* **Your objective**:
Among the entries below, how many lines contain the string "pathname"? Only the number is wanted.
START Exercise materials
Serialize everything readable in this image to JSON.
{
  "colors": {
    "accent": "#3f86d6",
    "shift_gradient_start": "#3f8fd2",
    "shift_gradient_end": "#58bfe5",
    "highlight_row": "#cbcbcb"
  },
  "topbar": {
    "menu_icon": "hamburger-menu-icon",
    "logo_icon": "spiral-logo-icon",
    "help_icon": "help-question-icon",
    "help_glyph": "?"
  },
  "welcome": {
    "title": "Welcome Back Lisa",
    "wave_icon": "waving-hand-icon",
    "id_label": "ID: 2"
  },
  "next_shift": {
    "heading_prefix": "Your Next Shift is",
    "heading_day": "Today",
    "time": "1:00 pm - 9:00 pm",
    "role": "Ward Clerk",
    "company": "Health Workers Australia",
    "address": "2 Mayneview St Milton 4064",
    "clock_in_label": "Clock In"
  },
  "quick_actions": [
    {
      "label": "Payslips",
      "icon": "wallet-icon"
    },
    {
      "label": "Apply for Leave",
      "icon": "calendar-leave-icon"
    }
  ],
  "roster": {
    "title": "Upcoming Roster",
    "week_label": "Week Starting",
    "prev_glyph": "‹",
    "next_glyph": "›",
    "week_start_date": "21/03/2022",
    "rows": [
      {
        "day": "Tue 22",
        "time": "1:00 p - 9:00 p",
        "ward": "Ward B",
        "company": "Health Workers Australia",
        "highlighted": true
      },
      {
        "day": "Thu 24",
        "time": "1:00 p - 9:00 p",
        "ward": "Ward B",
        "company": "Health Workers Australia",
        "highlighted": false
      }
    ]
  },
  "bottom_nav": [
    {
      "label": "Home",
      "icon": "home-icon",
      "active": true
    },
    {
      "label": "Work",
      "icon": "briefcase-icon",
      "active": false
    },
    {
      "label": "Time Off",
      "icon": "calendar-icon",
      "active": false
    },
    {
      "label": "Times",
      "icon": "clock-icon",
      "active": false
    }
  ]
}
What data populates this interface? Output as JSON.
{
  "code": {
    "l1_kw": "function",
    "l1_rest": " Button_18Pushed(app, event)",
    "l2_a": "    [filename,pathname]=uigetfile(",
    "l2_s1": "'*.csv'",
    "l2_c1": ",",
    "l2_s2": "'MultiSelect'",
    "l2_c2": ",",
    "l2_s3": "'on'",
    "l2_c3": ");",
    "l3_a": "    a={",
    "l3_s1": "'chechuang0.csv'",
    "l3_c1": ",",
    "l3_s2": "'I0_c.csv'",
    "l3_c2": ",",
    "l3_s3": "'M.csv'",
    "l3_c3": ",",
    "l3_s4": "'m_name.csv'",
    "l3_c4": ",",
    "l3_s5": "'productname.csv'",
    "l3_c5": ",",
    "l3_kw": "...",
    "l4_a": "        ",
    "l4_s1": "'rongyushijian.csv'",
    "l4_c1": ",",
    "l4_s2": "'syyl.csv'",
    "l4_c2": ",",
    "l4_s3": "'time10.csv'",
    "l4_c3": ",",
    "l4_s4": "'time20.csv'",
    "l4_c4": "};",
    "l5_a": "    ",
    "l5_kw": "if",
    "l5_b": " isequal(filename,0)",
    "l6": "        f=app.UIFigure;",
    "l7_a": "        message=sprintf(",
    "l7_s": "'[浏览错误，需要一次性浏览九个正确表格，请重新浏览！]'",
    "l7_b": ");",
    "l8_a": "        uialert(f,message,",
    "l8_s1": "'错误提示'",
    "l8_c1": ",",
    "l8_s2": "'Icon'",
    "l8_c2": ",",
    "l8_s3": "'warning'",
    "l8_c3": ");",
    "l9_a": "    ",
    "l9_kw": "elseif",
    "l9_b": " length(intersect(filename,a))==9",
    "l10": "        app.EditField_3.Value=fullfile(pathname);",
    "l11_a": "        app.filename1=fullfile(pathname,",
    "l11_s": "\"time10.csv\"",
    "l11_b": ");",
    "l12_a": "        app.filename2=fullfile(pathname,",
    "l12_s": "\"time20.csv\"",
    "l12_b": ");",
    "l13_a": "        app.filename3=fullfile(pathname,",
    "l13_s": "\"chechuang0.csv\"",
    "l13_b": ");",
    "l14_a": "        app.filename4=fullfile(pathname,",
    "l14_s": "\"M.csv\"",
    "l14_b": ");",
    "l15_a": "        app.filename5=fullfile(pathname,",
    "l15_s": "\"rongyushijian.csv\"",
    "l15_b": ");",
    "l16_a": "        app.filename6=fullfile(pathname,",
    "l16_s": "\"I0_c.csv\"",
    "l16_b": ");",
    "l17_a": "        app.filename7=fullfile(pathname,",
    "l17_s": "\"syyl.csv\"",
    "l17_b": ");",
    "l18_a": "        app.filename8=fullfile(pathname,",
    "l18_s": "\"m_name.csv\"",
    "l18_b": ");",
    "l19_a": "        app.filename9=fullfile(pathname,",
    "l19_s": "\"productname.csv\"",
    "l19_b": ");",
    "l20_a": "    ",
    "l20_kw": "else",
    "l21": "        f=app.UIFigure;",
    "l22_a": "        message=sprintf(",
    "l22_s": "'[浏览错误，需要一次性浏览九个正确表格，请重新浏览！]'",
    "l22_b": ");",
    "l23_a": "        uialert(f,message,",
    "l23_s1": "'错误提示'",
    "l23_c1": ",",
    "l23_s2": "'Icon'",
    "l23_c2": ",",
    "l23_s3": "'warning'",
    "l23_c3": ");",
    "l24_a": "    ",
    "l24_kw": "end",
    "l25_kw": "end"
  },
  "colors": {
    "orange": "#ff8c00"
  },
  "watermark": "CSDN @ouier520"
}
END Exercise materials
* **Result of this exercise**:
11